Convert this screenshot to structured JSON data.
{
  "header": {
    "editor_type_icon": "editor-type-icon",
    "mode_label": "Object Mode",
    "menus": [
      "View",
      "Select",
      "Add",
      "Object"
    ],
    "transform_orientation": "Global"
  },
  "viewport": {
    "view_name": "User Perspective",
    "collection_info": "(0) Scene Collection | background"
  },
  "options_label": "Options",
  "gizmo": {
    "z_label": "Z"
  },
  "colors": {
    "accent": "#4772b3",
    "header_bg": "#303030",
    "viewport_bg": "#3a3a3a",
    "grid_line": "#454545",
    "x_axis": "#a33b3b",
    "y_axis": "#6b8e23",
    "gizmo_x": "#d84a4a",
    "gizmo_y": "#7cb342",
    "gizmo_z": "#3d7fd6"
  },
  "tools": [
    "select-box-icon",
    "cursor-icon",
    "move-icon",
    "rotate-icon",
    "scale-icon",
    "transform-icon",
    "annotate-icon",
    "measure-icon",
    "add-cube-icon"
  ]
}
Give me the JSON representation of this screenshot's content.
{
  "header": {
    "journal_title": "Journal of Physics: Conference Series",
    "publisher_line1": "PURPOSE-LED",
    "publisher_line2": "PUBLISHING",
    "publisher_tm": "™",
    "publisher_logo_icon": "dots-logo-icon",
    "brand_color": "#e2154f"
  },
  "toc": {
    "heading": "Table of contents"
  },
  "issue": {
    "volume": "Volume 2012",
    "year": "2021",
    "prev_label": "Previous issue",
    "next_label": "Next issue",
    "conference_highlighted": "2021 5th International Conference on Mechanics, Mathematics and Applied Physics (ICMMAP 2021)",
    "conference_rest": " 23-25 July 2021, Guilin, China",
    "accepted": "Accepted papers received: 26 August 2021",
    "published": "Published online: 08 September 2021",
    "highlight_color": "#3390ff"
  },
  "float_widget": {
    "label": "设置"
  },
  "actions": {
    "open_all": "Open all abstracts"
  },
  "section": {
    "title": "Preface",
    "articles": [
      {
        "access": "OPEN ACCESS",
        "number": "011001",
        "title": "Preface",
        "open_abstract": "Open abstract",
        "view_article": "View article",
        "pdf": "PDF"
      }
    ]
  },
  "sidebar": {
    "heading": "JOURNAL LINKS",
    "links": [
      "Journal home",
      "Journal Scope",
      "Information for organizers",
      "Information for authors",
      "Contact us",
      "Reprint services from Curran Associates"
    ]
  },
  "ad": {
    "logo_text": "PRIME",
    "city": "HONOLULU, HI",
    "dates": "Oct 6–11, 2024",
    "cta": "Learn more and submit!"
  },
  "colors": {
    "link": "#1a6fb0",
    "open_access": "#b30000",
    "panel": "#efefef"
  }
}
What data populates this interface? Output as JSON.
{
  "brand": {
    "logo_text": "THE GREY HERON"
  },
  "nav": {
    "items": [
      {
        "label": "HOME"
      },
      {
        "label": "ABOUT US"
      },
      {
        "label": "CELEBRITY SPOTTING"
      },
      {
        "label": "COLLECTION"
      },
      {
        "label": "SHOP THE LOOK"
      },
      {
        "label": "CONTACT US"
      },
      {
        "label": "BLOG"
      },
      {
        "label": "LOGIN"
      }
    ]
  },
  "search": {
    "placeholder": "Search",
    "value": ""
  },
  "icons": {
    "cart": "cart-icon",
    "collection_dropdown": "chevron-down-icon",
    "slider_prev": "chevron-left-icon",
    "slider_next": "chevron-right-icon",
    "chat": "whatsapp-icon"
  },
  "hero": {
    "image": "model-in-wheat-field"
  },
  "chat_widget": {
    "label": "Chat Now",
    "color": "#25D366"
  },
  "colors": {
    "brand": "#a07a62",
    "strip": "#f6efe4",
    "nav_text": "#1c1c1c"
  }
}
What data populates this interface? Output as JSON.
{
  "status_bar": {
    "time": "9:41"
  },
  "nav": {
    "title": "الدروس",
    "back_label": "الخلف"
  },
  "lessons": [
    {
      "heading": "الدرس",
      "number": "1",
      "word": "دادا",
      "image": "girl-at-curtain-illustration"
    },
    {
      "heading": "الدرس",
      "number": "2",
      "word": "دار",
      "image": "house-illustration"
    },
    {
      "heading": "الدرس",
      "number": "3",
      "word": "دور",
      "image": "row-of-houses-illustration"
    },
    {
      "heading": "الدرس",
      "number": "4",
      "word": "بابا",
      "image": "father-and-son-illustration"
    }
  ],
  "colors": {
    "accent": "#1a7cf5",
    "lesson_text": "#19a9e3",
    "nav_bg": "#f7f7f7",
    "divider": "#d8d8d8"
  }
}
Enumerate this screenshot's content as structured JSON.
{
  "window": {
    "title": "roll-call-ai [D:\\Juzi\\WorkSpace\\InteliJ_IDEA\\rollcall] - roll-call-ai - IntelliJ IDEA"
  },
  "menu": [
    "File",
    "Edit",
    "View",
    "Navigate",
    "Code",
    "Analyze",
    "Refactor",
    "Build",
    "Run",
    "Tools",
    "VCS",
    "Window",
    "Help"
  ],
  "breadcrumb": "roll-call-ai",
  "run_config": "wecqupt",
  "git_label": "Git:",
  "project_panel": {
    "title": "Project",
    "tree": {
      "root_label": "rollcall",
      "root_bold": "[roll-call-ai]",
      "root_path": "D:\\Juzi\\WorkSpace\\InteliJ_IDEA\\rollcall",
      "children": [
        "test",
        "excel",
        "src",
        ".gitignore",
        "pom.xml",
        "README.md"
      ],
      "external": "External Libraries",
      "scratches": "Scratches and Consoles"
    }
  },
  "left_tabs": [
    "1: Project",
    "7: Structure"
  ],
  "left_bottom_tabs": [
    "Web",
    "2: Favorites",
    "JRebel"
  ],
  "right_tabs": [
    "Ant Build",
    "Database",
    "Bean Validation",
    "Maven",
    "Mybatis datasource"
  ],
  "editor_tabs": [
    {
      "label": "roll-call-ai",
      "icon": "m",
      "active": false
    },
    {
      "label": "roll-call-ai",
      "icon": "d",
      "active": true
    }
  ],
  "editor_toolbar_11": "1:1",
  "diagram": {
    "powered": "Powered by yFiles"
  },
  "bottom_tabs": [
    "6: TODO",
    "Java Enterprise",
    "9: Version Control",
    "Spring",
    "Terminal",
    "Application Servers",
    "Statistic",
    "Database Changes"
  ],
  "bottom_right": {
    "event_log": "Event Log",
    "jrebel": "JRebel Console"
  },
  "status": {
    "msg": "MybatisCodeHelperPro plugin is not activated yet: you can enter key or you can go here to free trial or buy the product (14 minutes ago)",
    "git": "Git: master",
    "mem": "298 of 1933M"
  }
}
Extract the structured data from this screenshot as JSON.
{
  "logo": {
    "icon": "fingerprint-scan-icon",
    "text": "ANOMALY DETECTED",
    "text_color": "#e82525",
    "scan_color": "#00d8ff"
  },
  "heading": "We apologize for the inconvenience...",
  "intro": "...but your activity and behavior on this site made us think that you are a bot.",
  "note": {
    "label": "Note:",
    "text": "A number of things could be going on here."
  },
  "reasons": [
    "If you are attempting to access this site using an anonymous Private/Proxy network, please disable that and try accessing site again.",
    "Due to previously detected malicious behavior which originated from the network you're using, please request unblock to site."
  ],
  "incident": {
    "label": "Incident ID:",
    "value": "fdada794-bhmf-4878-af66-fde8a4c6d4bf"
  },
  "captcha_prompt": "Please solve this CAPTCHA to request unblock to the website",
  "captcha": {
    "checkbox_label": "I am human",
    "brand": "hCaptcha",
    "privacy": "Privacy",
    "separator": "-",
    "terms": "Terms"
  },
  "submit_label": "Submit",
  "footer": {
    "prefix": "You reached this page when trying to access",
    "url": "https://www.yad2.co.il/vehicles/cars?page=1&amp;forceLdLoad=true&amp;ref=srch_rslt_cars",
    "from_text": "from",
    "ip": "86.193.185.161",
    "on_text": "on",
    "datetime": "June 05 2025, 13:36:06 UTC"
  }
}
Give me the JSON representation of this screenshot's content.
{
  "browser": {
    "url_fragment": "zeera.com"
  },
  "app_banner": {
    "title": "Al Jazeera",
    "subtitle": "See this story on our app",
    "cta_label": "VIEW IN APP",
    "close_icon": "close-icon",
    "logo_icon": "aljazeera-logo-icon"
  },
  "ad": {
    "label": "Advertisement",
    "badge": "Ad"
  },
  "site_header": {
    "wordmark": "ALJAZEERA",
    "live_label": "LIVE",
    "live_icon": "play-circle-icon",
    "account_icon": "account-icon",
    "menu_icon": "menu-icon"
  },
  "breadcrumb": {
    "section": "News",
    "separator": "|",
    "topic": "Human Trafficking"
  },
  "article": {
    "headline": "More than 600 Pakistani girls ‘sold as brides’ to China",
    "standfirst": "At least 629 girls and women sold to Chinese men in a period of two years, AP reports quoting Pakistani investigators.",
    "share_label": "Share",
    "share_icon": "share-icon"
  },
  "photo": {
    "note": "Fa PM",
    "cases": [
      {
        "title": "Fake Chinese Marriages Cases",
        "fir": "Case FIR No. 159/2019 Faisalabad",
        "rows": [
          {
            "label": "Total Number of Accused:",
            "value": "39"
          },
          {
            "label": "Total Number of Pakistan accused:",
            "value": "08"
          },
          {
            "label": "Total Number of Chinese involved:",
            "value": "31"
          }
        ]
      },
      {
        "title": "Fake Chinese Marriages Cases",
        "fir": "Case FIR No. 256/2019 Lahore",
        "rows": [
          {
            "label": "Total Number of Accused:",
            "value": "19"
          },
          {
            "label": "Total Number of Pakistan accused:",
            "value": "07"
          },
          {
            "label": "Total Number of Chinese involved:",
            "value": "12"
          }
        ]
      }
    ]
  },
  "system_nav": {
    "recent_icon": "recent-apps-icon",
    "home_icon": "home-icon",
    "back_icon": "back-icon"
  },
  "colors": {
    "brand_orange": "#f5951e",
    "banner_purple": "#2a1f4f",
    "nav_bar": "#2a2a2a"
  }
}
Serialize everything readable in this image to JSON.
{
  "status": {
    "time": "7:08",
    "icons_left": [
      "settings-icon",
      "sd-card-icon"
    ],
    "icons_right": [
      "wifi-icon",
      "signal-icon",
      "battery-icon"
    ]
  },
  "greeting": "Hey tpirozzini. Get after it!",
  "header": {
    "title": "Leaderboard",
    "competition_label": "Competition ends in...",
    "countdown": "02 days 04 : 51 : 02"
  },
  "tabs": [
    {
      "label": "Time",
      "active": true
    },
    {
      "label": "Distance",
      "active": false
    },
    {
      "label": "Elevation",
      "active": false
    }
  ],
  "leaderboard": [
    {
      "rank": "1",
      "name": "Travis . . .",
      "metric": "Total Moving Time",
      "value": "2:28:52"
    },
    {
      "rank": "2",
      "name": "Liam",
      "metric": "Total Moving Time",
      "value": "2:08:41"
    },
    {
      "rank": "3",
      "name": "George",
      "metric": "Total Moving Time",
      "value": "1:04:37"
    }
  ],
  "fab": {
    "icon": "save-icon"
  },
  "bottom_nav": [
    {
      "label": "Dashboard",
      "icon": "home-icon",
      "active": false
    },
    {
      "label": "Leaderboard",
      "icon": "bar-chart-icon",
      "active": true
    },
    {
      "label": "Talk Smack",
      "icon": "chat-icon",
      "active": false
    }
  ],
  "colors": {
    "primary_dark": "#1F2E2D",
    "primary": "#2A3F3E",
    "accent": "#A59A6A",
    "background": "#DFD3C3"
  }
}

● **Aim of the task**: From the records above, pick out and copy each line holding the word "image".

● **Exercise output**:
    "image": "model-in-wheat-field"
      "image": "girl-at-curtain-illustration"
      "image": "house-illustration"
      "image": "row-of-houses-illustration"
      "image": "father-and-son-illustration"
Serialize everything readable in this image to JSON.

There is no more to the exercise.